I just closed two VirtualBox VMs and now I have 2GB free memory. I am
pleased. There is no longer any urgency for me to find and install greater
than 4GB RAM when only 1.9GB RAM is used. Windows managed pagefiles are
doubleplus good.


I have increased my RAM to 8GB using two sticks of Samsung DDR2. Now the
amount of paging is reduced. However, when accessing SSD D:\ programs or
data, Resource Monitor says that D:\pagefile.sys is accessed. This is more
efficient.



--- news://freenews.netfront.net/ - complaints: ---
 




Thread Tools
Display Modes

Posting Rules
You may not post new threads
You may not post replies
You may not post attachments
You may not edit your posts

vB code is On
Smilies are On
[IMG] code is On
HTML code is Off
Forum Jump

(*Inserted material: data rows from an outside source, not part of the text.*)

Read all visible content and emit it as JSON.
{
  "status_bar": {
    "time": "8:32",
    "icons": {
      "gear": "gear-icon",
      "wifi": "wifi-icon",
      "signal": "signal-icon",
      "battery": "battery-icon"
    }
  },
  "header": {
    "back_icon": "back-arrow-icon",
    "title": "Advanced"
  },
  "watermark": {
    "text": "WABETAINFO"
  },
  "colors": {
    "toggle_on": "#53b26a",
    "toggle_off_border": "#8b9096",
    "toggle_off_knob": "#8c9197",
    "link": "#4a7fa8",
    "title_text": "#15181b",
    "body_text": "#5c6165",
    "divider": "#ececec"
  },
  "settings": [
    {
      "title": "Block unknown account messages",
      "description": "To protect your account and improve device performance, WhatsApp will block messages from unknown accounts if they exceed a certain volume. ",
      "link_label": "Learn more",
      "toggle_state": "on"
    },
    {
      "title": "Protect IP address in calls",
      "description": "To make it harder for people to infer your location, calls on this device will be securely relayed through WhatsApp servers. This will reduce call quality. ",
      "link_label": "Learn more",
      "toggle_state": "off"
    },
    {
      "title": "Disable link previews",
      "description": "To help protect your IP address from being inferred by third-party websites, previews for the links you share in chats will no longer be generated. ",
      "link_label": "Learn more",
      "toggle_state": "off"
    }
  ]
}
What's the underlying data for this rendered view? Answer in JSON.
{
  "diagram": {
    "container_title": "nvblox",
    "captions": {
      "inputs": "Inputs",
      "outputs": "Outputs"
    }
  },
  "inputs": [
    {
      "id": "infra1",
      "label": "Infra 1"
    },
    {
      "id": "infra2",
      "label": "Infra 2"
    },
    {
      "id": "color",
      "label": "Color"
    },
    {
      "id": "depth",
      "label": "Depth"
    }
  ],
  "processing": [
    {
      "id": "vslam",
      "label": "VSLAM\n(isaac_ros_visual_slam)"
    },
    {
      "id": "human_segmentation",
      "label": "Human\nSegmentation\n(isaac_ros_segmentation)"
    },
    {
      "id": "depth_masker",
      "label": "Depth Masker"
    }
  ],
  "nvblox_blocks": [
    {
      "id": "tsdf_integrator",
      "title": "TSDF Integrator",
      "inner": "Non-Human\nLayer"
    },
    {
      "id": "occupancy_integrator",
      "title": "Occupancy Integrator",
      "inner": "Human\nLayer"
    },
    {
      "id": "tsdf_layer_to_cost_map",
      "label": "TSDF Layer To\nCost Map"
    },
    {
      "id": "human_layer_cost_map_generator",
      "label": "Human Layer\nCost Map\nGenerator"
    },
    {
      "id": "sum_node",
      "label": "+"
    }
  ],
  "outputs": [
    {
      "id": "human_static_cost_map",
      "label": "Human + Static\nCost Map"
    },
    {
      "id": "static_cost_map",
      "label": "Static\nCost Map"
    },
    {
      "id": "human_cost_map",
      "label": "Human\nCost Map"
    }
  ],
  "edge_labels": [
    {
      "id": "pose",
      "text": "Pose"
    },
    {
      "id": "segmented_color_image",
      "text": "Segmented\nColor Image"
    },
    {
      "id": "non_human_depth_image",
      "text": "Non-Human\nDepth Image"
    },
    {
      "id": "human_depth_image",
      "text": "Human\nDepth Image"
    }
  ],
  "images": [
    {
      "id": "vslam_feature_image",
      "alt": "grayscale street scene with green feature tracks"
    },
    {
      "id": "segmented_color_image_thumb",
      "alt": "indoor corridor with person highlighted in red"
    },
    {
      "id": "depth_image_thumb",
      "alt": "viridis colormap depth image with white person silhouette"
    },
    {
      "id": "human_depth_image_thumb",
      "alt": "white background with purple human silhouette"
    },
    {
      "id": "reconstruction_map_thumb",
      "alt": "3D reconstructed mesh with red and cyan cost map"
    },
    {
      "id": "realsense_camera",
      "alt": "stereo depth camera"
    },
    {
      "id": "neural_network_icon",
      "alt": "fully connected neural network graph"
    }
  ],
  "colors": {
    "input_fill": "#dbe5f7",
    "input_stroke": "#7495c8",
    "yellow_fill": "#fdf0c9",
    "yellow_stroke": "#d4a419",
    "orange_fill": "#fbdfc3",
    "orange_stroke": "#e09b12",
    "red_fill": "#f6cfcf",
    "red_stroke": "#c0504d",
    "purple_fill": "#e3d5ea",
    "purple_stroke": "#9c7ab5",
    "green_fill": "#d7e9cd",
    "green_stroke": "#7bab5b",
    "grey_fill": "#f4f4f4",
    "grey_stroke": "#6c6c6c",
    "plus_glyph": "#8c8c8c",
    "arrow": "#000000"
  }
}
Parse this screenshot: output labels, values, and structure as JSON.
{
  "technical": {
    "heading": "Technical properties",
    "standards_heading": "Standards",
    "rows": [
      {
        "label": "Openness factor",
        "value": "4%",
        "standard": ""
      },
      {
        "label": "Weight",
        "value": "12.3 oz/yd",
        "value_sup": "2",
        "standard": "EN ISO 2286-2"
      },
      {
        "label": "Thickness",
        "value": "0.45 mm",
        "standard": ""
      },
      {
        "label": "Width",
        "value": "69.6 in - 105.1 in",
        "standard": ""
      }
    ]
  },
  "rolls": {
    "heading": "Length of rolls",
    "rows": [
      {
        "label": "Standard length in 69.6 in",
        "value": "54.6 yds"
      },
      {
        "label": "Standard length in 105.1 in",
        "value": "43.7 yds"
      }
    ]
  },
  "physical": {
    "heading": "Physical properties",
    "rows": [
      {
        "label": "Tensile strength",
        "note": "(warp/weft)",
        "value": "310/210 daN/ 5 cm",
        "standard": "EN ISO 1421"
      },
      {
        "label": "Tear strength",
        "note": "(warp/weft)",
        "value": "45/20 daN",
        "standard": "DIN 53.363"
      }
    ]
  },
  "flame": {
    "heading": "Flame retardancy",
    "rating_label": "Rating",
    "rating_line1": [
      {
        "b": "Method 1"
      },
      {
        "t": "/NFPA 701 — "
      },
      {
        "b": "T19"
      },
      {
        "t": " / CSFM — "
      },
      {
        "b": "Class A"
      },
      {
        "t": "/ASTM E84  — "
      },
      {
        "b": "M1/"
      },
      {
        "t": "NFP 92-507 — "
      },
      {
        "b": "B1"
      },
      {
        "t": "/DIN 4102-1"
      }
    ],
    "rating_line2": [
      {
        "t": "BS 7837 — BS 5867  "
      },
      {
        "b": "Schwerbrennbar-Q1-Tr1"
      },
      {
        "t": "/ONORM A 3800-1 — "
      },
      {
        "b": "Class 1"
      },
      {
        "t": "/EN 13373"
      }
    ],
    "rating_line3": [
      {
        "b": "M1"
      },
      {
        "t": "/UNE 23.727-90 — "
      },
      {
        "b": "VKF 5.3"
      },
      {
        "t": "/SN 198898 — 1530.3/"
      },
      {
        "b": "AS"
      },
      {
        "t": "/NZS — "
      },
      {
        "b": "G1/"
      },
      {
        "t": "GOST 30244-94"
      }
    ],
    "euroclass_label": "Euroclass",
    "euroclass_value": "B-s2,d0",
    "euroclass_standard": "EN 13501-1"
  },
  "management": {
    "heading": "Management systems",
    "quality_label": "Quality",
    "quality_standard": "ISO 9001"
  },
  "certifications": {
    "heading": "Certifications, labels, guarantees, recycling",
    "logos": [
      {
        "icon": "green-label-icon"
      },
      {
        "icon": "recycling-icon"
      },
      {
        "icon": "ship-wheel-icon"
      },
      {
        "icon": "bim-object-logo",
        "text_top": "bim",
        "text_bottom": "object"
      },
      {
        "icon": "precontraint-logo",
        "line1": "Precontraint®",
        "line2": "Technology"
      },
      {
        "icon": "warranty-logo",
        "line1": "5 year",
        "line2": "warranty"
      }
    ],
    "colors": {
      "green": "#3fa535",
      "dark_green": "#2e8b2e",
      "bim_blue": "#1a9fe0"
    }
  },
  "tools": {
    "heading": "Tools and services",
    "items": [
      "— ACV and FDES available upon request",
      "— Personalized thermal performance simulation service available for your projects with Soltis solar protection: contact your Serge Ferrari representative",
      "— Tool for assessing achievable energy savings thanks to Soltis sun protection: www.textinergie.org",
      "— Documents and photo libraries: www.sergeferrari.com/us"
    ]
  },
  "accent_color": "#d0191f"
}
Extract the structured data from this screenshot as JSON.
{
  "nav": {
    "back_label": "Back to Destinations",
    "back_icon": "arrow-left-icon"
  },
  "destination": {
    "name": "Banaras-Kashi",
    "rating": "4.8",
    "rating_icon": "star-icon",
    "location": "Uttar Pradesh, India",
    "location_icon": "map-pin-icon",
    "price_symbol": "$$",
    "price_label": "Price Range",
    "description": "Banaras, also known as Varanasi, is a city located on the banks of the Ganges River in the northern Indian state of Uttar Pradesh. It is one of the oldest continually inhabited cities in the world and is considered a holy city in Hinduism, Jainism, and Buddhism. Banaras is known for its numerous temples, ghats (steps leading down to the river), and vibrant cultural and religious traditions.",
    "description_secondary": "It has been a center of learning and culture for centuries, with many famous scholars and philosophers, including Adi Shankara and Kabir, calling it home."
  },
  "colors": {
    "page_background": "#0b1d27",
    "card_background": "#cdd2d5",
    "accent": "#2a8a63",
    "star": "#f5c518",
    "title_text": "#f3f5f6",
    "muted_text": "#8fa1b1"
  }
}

Similar Threads
Thread Thread Starter Forum Replies Last Post
For once, a pleasant download surprise... Paul Asus Motherboards 4 June 25th 08 04:18 AM
A pleasant surprise with a hard disk Michael A. Covington Storage (alt) 3 September 9th 04 03:44 PM
Pleasant surprise -- Doom 3 Performance deimos Nvidia Videocards 7 August 5th 04 06:34 AM


All times are GMT +1. The time now is 11:04 PM.


Powered by vBulletin® Version 3.6.4
Copyright ©2000 - 2019, Jelsoft Enterprises Ltd.
Copyright 2004-2019 ComputerBanter.com.
The comments are property of their posters.